But the Snowhill placename originates from a Cromwellian family, the first of which was a man called John Snow who was described as a "master tentmaker to the army in Ireland".  I can only speculate that he received the land as a gift, similar to the Bolton's of Faithlegg, for his part in the Puritan invasion. 

Apparently Snowhill House was built by a descendant, most probably Sydenham Snow who married a Mary Bonham in March of 1764 and they moved into their new home in 1765.  It was described as a "massive Georgian block, 5 bay front, doorway with a very large fanlight.  Impressive hall with columns, splendid oval stone staircase with balustrade of brass uprights"  It was also described thus; "...demesne of 100 acres with a 6ft. wall all round.  A deerpark of 30 acres with a wall of 8ft high"

spectacular front of the house

The last of the Snow family was Elizabeth and she married a merchant by the name of Patrick Lattin1792 but financial problems followed.  It was sold to help pay of the debts in 1808.

A good sense of perspective on the House
In 1808 it was purchased by the Power family who would later have first cousins on the opposite banks in Faithlegg & Cheekpoint.  The purchaser was one Nicholas Power and in much the same way that I think Faithlegg House was bought as a wedding present for Nicholas Mahon Power it would appear his cousin Nicholas purchased Snowhill for his son David and his Cork born wife, Elizabeth Nash.  The Powers retained the house until 1953 but under a new name - Power Hall.  Alas underinvestment had significantly undermined the structure and the house was pulled down in 1955.

Nowadays only the demesne walls and outhouses remain.  And despite the fact that Faithlegg House seems to have been a grander house, it had nothing like the connection with the River Suir.  Snowhill had a very fine quay - L shaped with a find breakwater of poles to the eastern side.  This was a deepwater quay and although the ebb tide meant the dock dried out was still a very safe haven.
 
Entrance arch to Snowhill Quay
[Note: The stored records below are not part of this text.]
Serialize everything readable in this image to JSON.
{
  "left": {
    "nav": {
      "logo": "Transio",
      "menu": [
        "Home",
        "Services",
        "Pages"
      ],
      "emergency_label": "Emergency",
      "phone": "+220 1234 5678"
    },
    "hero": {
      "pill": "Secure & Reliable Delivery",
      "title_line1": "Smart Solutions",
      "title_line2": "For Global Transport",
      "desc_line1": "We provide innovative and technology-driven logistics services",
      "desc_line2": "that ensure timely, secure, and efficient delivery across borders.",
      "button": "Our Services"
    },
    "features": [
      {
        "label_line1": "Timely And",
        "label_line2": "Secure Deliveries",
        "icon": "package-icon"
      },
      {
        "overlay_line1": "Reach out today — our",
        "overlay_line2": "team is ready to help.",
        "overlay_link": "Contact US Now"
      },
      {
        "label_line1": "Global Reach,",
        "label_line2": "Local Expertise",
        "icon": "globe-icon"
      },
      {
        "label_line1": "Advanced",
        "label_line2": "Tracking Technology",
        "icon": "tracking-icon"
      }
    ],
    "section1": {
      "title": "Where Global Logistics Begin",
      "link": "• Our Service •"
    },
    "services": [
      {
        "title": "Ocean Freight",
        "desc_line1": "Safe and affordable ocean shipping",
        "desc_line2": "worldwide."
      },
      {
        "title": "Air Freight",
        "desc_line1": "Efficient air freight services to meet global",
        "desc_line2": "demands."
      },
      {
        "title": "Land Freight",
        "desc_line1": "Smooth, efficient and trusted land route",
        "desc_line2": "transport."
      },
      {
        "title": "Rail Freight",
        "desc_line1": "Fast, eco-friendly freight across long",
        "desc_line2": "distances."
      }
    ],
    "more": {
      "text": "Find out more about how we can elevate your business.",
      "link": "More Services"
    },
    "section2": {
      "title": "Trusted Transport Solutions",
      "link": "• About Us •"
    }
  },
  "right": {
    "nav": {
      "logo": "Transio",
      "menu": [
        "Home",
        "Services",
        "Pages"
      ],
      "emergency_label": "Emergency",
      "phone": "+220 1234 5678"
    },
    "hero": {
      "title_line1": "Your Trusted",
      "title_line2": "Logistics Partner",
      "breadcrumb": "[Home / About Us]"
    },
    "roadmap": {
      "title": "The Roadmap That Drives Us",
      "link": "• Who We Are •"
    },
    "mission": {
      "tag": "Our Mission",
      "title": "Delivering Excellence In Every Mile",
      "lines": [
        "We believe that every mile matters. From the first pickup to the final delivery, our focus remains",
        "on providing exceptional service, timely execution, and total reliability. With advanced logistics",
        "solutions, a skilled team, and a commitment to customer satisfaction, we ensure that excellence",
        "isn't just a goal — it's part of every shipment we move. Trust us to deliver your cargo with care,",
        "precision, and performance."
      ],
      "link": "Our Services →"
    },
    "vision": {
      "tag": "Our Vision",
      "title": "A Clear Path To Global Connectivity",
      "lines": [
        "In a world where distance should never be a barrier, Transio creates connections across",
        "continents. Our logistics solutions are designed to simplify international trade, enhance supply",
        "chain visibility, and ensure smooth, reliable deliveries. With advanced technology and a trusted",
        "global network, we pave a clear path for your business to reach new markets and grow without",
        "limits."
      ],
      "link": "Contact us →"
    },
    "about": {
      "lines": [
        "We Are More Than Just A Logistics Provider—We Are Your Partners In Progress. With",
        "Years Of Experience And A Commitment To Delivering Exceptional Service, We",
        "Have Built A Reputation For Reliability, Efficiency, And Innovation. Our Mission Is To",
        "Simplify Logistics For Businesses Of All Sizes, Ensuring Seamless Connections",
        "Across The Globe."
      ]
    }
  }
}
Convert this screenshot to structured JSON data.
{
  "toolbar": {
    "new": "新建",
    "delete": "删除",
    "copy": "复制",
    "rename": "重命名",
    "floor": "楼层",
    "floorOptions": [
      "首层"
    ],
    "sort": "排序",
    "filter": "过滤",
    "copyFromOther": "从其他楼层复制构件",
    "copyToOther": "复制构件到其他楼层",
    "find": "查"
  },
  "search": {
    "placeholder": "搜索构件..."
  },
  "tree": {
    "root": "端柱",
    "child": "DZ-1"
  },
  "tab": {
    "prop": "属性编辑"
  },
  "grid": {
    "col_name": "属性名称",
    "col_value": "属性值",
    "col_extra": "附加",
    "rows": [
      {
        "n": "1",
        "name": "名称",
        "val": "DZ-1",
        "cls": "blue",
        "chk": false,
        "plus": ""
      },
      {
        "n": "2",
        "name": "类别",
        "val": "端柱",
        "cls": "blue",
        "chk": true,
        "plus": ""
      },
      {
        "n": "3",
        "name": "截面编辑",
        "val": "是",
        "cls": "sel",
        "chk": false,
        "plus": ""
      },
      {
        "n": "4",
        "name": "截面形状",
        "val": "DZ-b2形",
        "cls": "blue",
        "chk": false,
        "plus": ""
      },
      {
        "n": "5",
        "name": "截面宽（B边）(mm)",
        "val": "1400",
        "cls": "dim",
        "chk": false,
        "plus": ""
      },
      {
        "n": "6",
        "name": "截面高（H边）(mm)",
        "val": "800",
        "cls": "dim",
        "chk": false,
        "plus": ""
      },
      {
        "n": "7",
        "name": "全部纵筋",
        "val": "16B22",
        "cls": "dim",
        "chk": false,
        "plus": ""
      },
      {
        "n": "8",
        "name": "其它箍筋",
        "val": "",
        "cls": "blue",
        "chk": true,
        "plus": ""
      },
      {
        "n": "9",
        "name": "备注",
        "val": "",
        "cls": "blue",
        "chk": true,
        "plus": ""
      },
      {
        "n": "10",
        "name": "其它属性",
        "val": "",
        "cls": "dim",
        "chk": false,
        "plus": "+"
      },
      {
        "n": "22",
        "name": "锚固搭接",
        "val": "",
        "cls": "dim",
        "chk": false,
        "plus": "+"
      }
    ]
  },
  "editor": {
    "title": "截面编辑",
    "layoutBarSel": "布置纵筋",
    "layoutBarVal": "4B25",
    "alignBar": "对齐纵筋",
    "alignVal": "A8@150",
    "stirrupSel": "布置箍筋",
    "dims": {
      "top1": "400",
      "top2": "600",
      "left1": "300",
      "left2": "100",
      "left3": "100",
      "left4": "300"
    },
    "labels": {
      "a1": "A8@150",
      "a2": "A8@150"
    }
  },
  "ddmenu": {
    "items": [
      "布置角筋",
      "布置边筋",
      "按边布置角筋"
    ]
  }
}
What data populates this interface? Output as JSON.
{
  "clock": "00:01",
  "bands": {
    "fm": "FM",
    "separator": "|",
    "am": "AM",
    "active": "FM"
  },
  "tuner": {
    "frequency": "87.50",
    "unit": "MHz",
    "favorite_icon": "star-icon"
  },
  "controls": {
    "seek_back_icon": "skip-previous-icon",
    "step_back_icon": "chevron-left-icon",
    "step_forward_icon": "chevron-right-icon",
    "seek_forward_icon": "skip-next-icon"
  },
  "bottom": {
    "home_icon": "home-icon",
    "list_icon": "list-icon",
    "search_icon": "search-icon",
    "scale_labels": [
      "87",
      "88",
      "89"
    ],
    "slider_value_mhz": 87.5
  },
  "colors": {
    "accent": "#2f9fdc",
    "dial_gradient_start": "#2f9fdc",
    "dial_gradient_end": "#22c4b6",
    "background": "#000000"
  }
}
Snowhill Quay and dock, Glazing wood in distance

Snowhill quay still has hints of its once significance and to walk up from the quay towards the house highlights how beautiful it must once have been.  An old boat house remains, roof gone and doors no more, but only begging to be refurbished.  The grand old trees, many fine and rare specimens of oaks and limes still adorn fragments of the old demesne. 

Old Boat house

Now a working farm, it appears to me like some once grand sailing boat now reduced to a sailing hulk, moored away on a redundant quayside.

All of the specifics about the house and history is information supplied from Jim Walsh's account of Snowhill House and Estate in "Sliabh Rua, A History of its People and Places" p429

Julian Walton mentions another family in connection with Snowhill in his recent book - On this day Vol I pp154-55 which will require further study.

I publish a blog each Friday.  If you like this piece or have an interest in the local history or maritime heritage of Waterford harbour and environs you can email me at russianside@gmail.com to receive the blog every week.

My Facebook and Twitter pages are more contemporary and reflect not just heritage 
and history but the daily happenings in our beautiful harbour:  
F https://www.facebook.com/whtidesntales  T https://twitter.com/tidesntales